Dataset rows describing interfaces:
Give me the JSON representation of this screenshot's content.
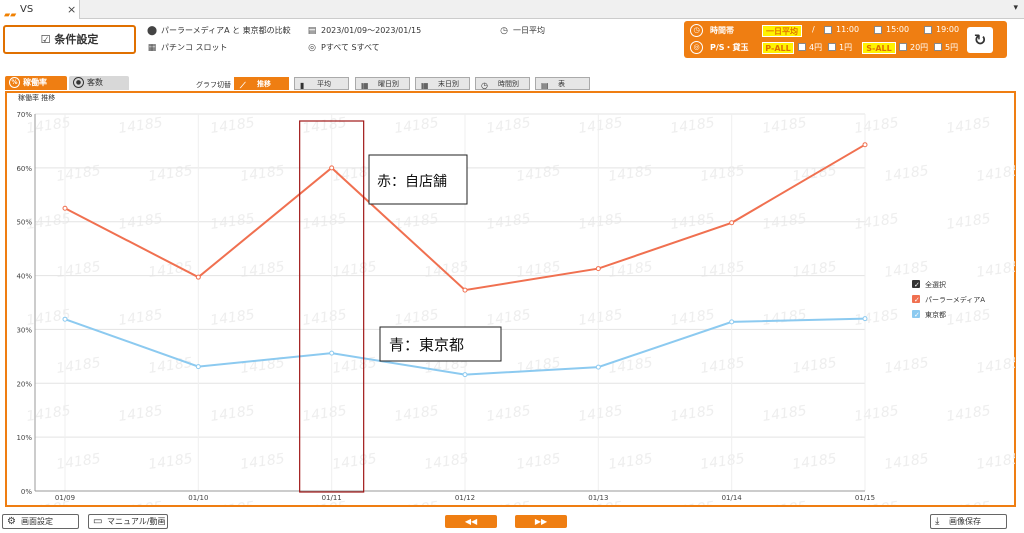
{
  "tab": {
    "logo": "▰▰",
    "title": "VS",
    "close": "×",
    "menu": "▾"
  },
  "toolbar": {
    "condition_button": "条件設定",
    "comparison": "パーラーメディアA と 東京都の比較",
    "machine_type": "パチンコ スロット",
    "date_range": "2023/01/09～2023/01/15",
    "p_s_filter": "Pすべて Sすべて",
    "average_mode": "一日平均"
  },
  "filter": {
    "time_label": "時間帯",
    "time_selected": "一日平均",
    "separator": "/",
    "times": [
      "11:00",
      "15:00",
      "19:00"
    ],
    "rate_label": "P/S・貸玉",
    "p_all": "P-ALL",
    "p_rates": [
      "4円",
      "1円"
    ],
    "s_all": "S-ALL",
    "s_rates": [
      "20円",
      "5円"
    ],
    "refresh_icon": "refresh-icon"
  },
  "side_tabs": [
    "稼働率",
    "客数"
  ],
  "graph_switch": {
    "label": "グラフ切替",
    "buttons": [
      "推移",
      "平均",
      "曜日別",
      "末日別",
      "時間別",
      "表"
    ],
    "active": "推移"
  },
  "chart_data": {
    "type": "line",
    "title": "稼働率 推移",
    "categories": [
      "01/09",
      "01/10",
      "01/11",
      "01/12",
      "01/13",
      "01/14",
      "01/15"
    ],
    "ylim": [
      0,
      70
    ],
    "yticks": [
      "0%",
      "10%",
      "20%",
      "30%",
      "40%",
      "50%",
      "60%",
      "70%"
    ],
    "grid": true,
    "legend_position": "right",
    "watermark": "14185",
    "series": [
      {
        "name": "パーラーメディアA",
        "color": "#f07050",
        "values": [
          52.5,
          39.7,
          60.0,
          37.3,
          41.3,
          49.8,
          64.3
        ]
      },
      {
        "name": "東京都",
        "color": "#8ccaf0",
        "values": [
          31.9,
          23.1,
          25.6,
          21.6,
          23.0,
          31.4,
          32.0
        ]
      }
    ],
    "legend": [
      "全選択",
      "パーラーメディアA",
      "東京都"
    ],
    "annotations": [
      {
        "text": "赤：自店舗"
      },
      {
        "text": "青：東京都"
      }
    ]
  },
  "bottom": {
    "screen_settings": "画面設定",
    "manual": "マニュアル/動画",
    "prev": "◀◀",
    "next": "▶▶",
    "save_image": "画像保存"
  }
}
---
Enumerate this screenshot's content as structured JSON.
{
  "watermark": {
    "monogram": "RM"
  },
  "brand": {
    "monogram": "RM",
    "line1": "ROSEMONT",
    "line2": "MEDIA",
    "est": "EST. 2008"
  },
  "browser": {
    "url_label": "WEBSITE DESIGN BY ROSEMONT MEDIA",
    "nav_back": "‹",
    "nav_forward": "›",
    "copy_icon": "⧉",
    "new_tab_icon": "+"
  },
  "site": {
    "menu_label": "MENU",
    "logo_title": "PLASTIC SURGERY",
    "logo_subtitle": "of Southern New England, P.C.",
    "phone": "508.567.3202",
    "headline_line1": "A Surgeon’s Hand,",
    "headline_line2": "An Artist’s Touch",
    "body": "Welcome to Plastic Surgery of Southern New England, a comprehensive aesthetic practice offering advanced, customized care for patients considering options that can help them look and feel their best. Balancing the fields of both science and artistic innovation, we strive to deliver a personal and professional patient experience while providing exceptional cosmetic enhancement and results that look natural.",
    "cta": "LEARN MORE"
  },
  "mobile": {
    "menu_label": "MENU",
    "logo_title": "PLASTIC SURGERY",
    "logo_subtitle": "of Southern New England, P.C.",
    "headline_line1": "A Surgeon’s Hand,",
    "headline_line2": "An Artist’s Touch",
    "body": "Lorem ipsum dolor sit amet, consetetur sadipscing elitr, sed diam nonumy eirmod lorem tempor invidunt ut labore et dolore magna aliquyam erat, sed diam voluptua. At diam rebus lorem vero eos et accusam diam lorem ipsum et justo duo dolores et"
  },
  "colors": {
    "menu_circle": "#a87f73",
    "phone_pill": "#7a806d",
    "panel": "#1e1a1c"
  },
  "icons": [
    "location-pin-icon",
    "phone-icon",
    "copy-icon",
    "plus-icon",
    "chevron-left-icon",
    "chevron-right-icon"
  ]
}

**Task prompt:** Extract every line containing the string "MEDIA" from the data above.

**Output:**
    "line2": "MEDIA",
    "url_label": "WEBSITE DESIGN BY ROSEMONT MEDIA",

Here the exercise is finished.